            actually I'm going through that at the moment. Whether to sacrifice grade advancement for the quality of my kendo. I have been slack and haven't been going trainings for a while now..and i dun feel me kendo is ready to be ikkyu, since once you reach ikkyu, you are actually training as dan. I'm not really playing kendo for winning in competitions, but for personal development, i.e. physical (strength and fitness) and mental (patience and perseverance) but I know that I have been slack and actually have gone weaker and my skills aren't as sharp as it used to be. I will make a fresh start start for another half a year and try to get ready for ikkyu.

            Comment


            • #7
              I thought that the lowest kyu that an adult is awarded is 3rd kyu. (4th, 5th, and 6th kyu are for only minors and children..... or if someone fails 3rd kyu).

              At least that was my understanding..
              Actually, I am at a point where I don't really want to advance in rank anymore (not that its terribly high).... It feels like the higher the rank, the more expectations that yourself and others would have.... which really distracts me from "clearing my mind" during keiko....

              Not to mention that it bumps me up to the next competition level where I know I will get creamed...

              Comment


              • #8
                who cares about the rank..

                learn kendo for yourself...

                Comment


                • #9
                  Originally posted by learnkendo
                  I thought that the lowest kyu that an adult is awarded is 3rd kyu.
                  Depends on the dojo, regional federation and national federation.
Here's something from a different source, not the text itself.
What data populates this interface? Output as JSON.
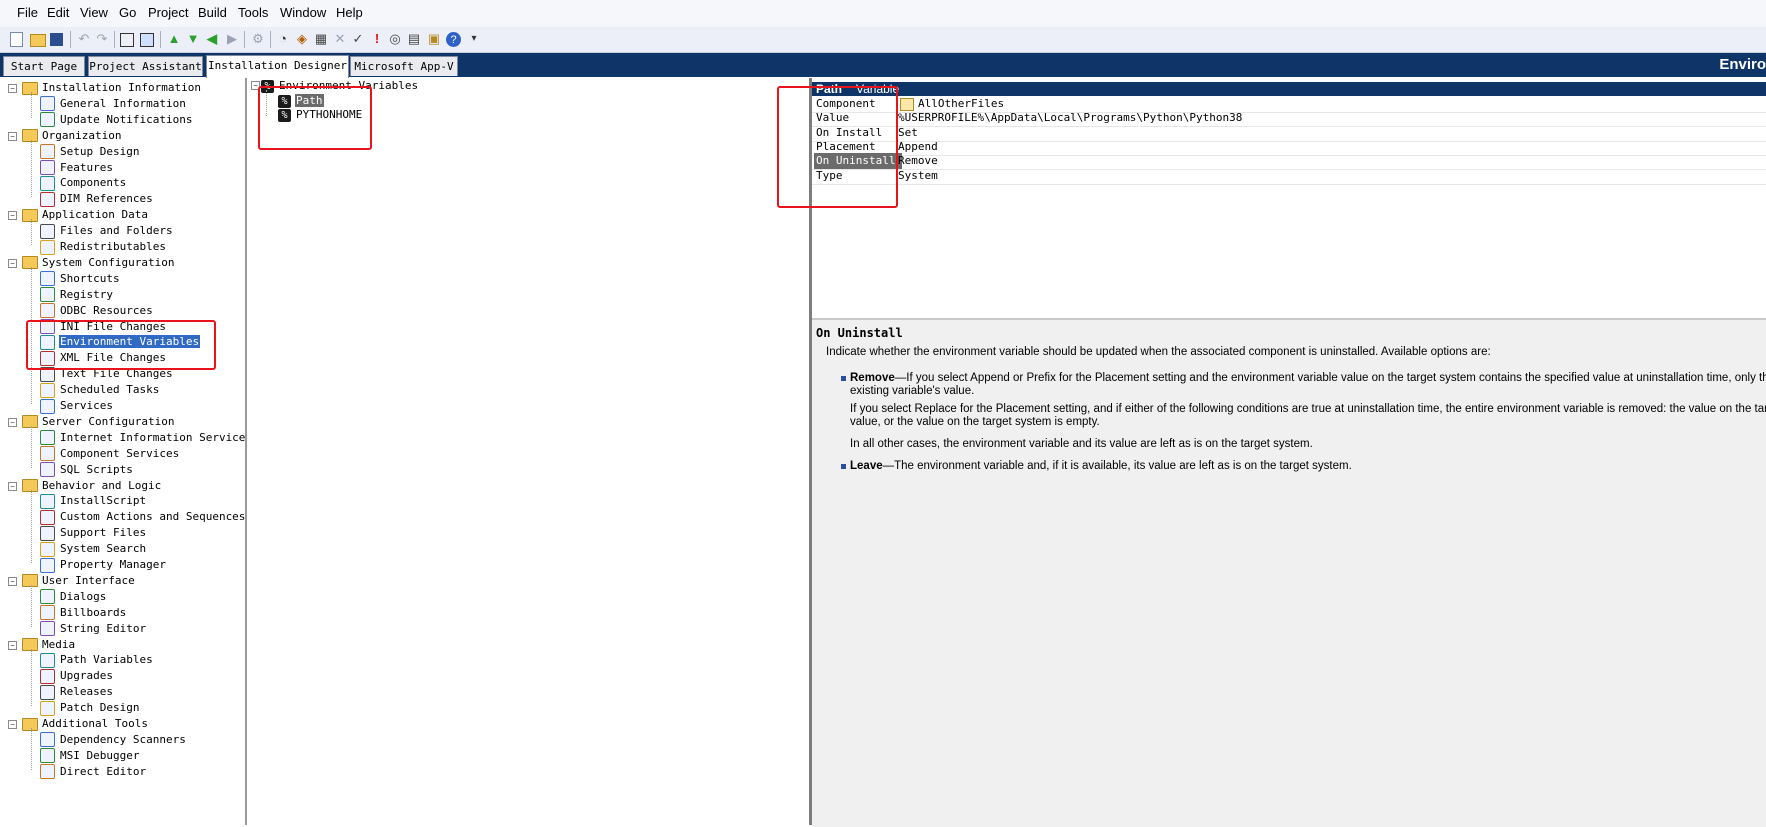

In Canada, everything below ikkyu is up to the dojo. We don't bother with any ranks for adults, when the students are ready they can try ikkyu at the CKF exam. We give out kyu for kids though, along with fancy coloured patches.

                  Comment
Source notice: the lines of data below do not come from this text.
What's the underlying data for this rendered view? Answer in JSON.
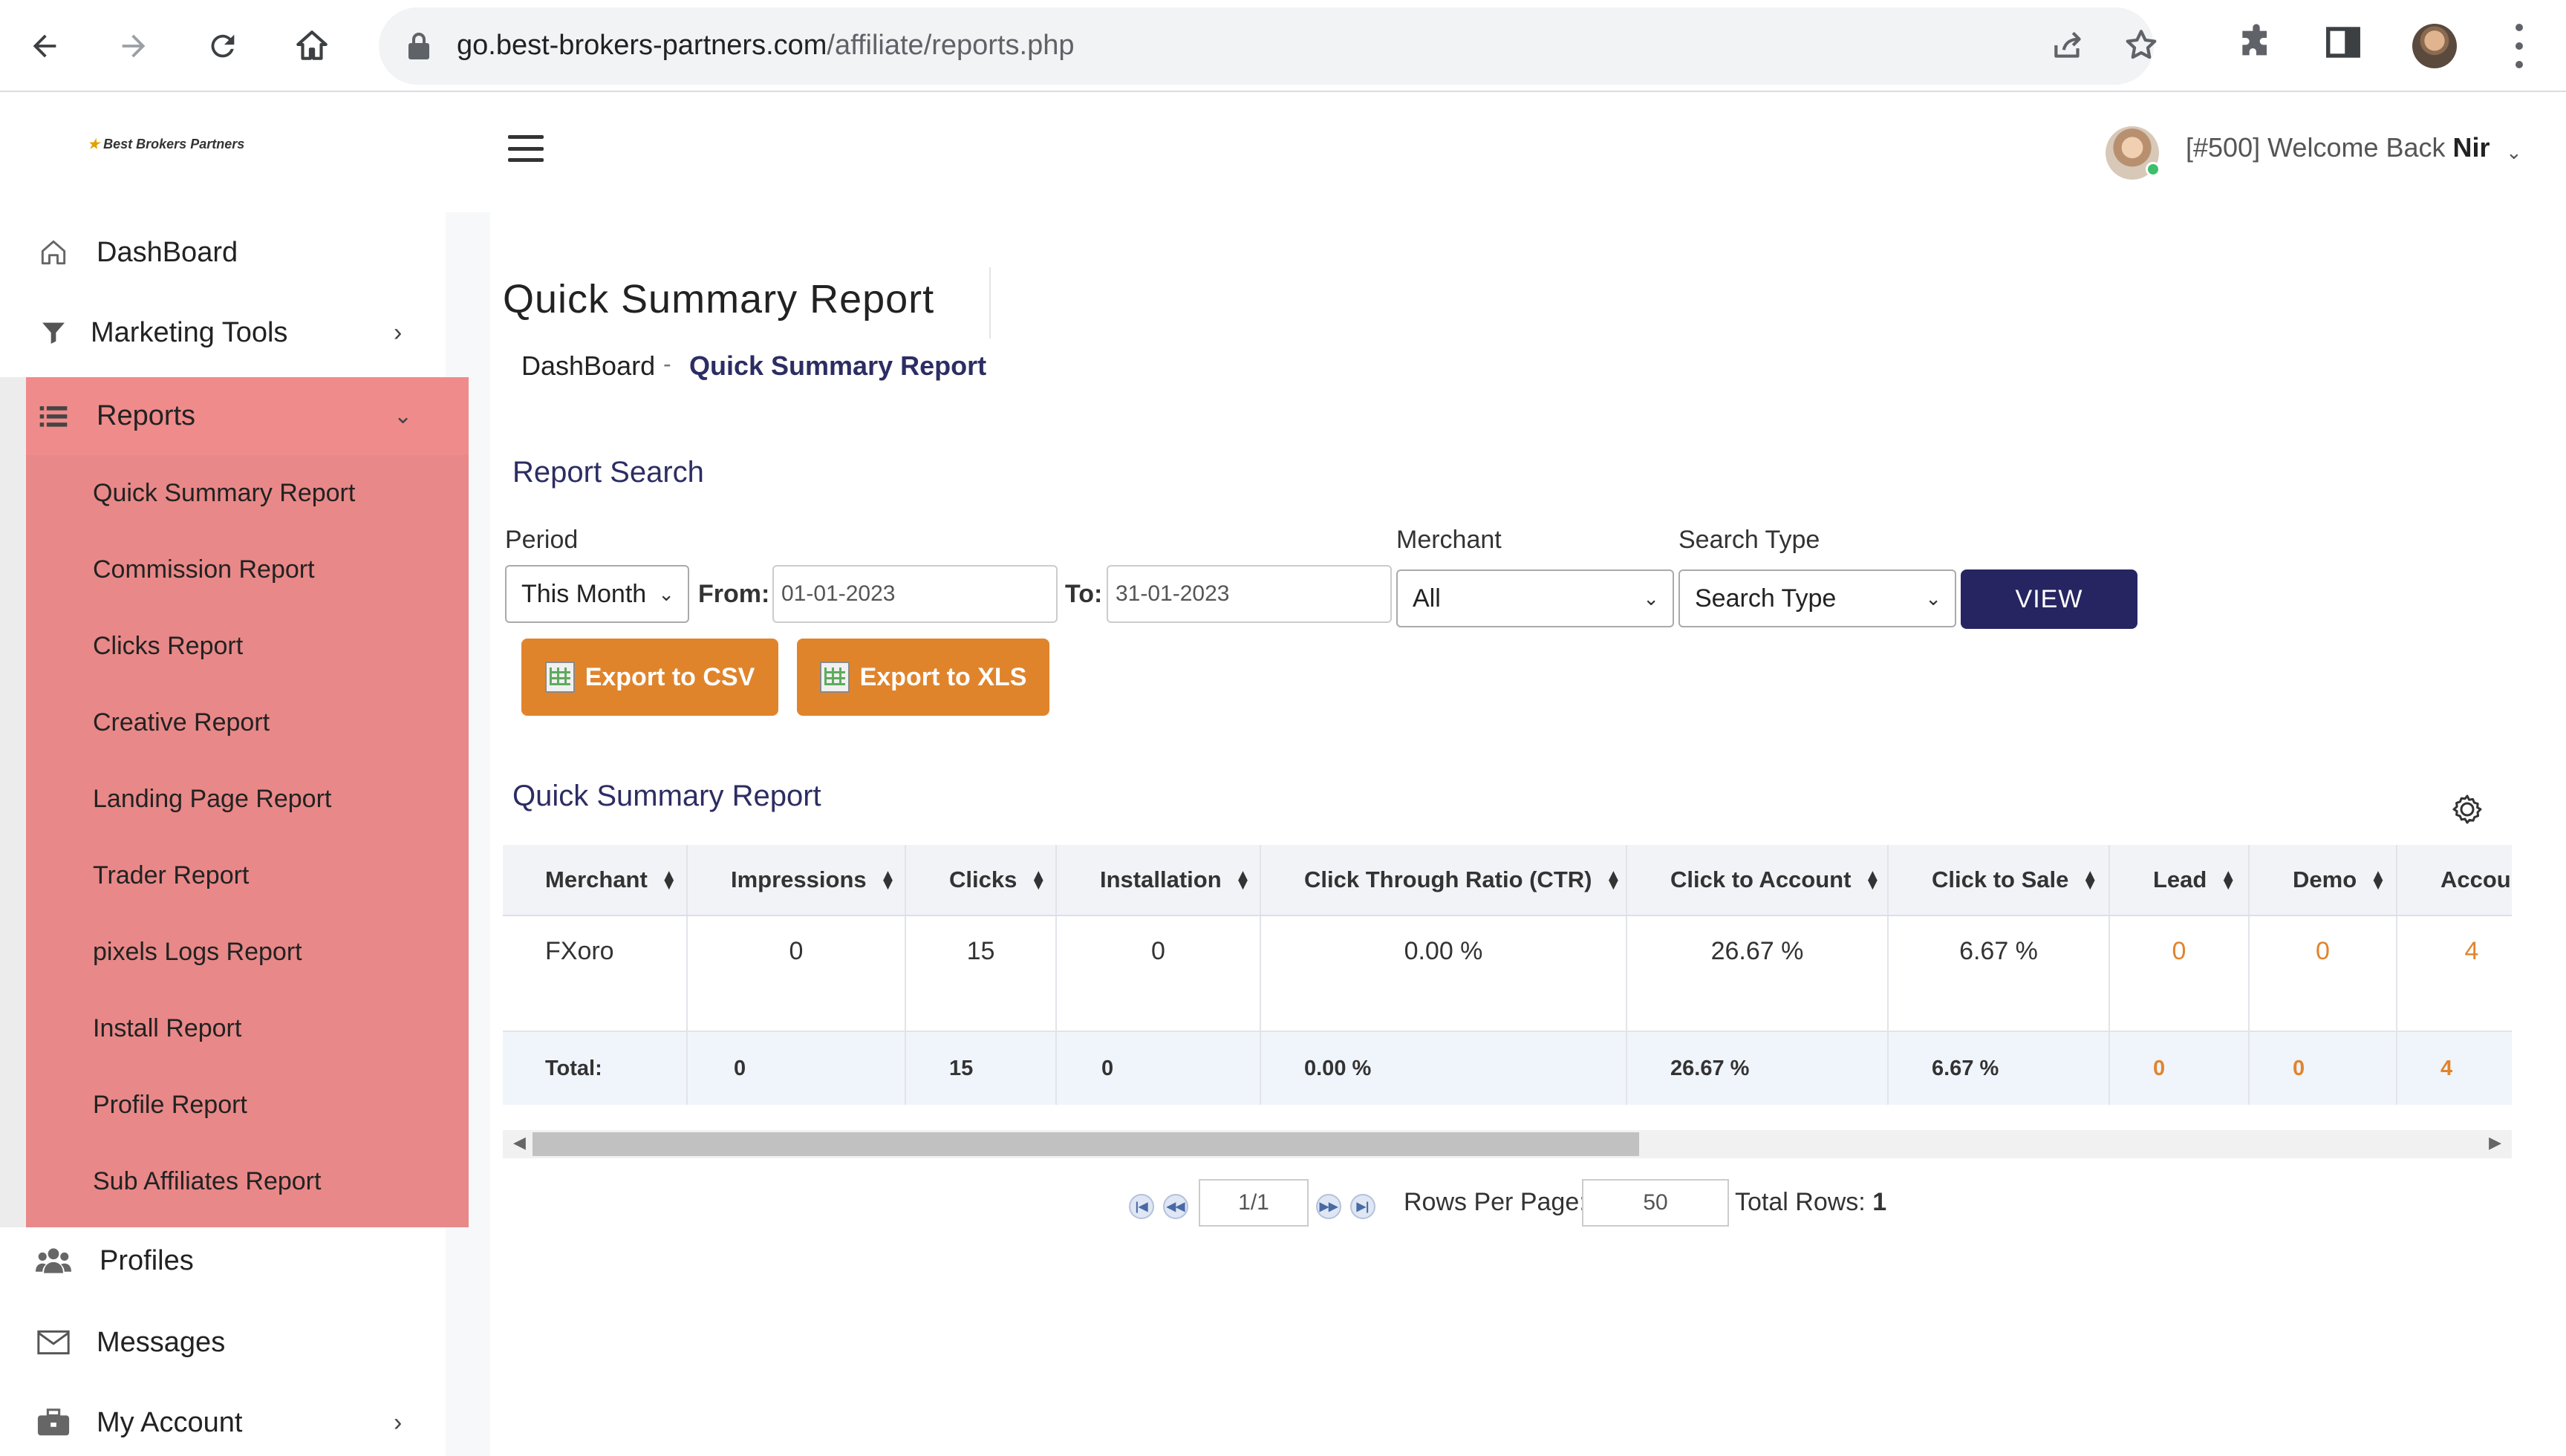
{
  "browser": {
    "url_domain": "go.best-brokers-partners.com",
    "url_path": "/affiliate/reports.php"
  },
  "header": {
    "logo_text": "Best Brokers Partners",
    "welcome_prefix": "[#500] Welcome Back",
    "welcome_name": "Nir"
  },
  "sidebar": {
    "items": [
      {
        "label": "DashBoard",
        "icon": "home-icon"
      },
      {
        "label": "Marketing Tools",
        "icon": "filter-icon"
      },
      {
        "label": "Reports",
        "icon": "list-icon"
      },
      {
        "label": "Profiles",
        "icon": "users-icon"
      },
      {
        "label": "Messages",
        "icon": "envelope-icon"
      },
      {
        "label": "My Account",
        "icon": "briefcase-icon"
      }
    ],
    "report_items": [
      "Quick Summary Report",
      "Commission Report",
      "Clicks Report",
      "Creative Report",
      "Landing Page Report",
      "Trader Report",
      "pixels Logs Report",
      "Install Report",
      "Profile Report",
      "Sub Affiliates Report"
    ]
  },
  "page": {
    "title": "Quick Summary Report",
    "breadcrumb_home": "DashBoard",
    "breadcrumb_sep": "-",
    "breadcrumb_current": "Quick Summary Report"
  },
  "search": {
    "section_title": "Report Search",
    "period_label": "Period",
    "period_value": "This Month",
    "from_label": "From:",
    "from_value": "01-01-2023",
    "to_label": "To:",
    "to_value": "31-01-2023",
    "merchant_label": "Merchant",
    "merchant_value": "All",
    "search_type_label": "Search Type",
    "search_type_value": "Search Type",
    "view_button": "VIEW",
    "export_csv": "Export to CSV",
    "export_xls": "Export to XLS"
  },
  "report": {
    "section_title": "Quick Summary Report",
    "columns": [
      "Merchant",
      "Impressions",
      "Clicks",
      "Installation",
      "Click Through Ratio (CTR)",
      "Click to Account",
      "Click to Sale",
      "Lead",
      "Demo",
      "Accou"
    ],
    "row": [
      "FXoro",
      "0",
      "15",
      "0",
      "0.00 %",
      "26.67 %",
      "6.67 %",
      "0",
      "0",
      "4"
    ],
    "total": [
      "Total:",
      "0",
      "15",
      "0",
      "0.00 %",
      "26.67 %",
      "6.67 %",
      "0",
      "0",
      "4"
    ]
  },
  "pager": {
    "page_value": "1/1",
    "rows_per_page_label": "Rows Per Page:",
    "rows_per_page_value": "50",
    "total_rows_label": "Total Rows:",
    "total_rows_value": "1"
  },
  "colors": {
    "brand_navy": "#262562",
    "export_orange": "#e0842c",
    "sidebar_highlight": "#e98888"
  }
}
                  • #10
                    Oh hey Neil, I just heard it was-38 degrees celsius in Canada last week, how do you train in that weather ? Do you have to that your shinai to use it ?

                    Comment


                    • #11
                      oops thaw ur shinai

                      Comment


                      • #12
                        Unlike Australia, houses and buildings in Canada are insulated and centrally heated and are actually more comfortable than Australian houses in wintertime. Usually we transport gear direct from house to car to dojo, but if it has to sit in the car for a while we usually let it warm up a bit.

                        Comment


                        • #13
                          Originally posted by Pokie
                          Oh hey Neil, I just heard it was-38 degrees celsius in Canada last week, how do you train in that weather ? Do you have to that your shinai to use it ?
                          -38! Last week we had -1C on a practice night and I kept thinking about frostbite and amputations. :O

                          Comment


                          • #14
                            hahah..after training better run to the car...or your sweaty gi might freeze !

                            Comment


                            • #15
                              oh wow..here in Aust we have opposite problem, dehydration..it's one of the driest, or maybe it is the driest continent on earth and it can get quite hot..sometimes reaching nearly 50 deg cel. Ppl lose liquid very very fast, and some ppl can just feint, we are really encouraged to drink lots of liquid before a hot training night/day.

                              Comment

                              Working...
                              X